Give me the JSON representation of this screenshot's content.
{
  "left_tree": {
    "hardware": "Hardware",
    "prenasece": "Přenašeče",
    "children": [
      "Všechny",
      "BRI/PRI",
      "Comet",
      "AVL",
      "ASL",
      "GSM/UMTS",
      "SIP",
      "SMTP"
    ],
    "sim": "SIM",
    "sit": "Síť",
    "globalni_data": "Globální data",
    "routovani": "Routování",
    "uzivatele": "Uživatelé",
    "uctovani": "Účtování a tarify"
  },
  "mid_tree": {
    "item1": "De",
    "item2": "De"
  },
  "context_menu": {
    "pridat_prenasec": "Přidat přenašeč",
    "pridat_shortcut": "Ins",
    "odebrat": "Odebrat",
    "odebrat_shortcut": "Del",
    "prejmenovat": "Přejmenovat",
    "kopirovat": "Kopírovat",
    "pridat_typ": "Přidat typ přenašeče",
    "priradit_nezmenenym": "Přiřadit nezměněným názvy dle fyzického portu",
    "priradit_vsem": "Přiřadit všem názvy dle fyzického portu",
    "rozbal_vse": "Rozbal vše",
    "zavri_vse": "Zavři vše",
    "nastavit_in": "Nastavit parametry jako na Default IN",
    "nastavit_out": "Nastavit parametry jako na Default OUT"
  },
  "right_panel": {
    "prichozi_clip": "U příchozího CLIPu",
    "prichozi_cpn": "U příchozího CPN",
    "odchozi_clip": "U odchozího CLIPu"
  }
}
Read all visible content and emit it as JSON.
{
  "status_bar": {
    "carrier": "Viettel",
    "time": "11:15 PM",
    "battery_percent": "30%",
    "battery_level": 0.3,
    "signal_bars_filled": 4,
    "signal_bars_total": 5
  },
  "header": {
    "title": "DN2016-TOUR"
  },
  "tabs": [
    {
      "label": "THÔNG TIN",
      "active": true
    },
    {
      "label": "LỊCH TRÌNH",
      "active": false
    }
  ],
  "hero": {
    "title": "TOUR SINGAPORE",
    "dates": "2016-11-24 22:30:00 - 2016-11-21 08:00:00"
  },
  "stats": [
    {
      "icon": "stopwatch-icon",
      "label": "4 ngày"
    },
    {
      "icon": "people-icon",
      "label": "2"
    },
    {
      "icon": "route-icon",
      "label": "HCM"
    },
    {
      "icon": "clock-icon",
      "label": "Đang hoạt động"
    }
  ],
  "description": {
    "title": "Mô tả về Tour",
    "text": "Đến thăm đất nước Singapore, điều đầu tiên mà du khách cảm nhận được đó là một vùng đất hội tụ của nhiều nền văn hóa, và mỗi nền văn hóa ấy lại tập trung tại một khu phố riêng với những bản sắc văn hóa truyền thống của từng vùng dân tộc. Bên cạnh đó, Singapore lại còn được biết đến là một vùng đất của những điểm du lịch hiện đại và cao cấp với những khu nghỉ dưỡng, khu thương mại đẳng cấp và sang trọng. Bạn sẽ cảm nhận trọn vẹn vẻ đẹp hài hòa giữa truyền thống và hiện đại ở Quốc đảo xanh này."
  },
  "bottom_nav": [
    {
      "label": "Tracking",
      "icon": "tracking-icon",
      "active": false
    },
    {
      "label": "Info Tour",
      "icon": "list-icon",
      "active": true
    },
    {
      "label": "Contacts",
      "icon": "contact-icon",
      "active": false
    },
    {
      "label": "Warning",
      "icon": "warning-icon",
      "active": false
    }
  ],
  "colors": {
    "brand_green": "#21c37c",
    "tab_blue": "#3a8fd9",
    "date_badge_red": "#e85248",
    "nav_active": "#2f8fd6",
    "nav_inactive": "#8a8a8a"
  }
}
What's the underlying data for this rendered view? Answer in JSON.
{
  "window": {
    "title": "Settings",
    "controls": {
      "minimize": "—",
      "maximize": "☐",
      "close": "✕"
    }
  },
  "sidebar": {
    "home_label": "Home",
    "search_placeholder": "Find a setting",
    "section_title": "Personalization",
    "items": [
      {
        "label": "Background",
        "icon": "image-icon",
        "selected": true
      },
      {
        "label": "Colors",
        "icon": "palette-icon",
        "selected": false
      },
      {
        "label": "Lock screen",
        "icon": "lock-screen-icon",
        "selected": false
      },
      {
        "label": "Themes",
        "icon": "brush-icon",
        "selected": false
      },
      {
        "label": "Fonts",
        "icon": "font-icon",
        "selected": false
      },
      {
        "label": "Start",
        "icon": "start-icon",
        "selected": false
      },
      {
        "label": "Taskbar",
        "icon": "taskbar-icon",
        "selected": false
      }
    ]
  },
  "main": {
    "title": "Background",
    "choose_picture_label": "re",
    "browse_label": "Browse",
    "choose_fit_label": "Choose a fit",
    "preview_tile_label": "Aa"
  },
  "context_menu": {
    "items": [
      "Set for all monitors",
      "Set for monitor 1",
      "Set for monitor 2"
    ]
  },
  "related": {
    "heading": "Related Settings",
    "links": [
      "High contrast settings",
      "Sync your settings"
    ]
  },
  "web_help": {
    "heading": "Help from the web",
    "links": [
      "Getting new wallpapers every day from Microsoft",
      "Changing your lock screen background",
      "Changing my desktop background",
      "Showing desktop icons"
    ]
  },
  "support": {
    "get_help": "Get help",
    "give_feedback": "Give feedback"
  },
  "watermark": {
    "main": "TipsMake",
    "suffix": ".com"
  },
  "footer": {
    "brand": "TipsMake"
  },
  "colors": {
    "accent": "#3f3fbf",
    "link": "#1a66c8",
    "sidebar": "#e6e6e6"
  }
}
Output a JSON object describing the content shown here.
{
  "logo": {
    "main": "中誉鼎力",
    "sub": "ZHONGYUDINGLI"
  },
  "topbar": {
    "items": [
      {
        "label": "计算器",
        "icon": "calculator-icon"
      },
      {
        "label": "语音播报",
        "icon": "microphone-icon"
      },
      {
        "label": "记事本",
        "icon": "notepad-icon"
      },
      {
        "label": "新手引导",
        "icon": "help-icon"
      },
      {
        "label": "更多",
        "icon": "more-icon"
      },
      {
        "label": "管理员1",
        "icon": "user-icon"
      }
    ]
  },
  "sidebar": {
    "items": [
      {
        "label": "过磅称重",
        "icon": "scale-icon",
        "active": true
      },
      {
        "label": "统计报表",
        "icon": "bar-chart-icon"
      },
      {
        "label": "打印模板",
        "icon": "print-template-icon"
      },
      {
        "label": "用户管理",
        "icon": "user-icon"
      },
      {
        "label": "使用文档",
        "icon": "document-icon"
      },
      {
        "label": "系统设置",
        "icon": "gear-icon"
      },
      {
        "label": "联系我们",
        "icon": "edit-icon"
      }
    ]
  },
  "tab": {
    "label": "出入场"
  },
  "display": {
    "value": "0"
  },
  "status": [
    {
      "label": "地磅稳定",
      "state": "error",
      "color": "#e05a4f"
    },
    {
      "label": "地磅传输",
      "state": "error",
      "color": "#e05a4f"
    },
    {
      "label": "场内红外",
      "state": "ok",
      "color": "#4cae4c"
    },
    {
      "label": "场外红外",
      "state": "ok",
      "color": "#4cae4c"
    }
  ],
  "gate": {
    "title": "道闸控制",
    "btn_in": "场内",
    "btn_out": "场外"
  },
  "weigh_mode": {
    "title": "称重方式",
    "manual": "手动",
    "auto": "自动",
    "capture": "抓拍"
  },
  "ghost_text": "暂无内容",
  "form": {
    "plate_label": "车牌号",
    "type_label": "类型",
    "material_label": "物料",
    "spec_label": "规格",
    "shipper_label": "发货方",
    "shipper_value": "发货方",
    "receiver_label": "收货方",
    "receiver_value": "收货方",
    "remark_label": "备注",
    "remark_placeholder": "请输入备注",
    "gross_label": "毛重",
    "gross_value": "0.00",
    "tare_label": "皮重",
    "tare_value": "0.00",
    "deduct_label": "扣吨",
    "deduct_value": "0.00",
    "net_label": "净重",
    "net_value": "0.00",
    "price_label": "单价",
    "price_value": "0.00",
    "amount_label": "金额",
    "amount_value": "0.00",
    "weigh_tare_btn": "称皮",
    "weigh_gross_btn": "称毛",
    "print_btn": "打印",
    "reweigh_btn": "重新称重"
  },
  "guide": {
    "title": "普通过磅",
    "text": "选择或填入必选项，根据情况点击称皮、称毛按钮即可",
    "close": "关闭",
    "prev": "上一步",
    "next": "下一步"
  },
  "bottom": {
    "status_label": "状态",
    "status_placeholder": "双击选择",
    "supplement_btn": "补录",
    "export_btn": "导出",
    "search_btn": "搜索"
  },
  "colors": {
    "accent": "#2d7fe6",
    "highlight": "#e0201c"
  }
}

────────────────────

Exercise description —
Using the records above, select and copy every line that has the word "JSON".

Response area —
Give me the JSON representation of this screenshot's content.
Read all visible content and emit it as JSON.
What's the underlying data for this rendered view? Answer in JSON.
Output a JSON object describing the content shown here.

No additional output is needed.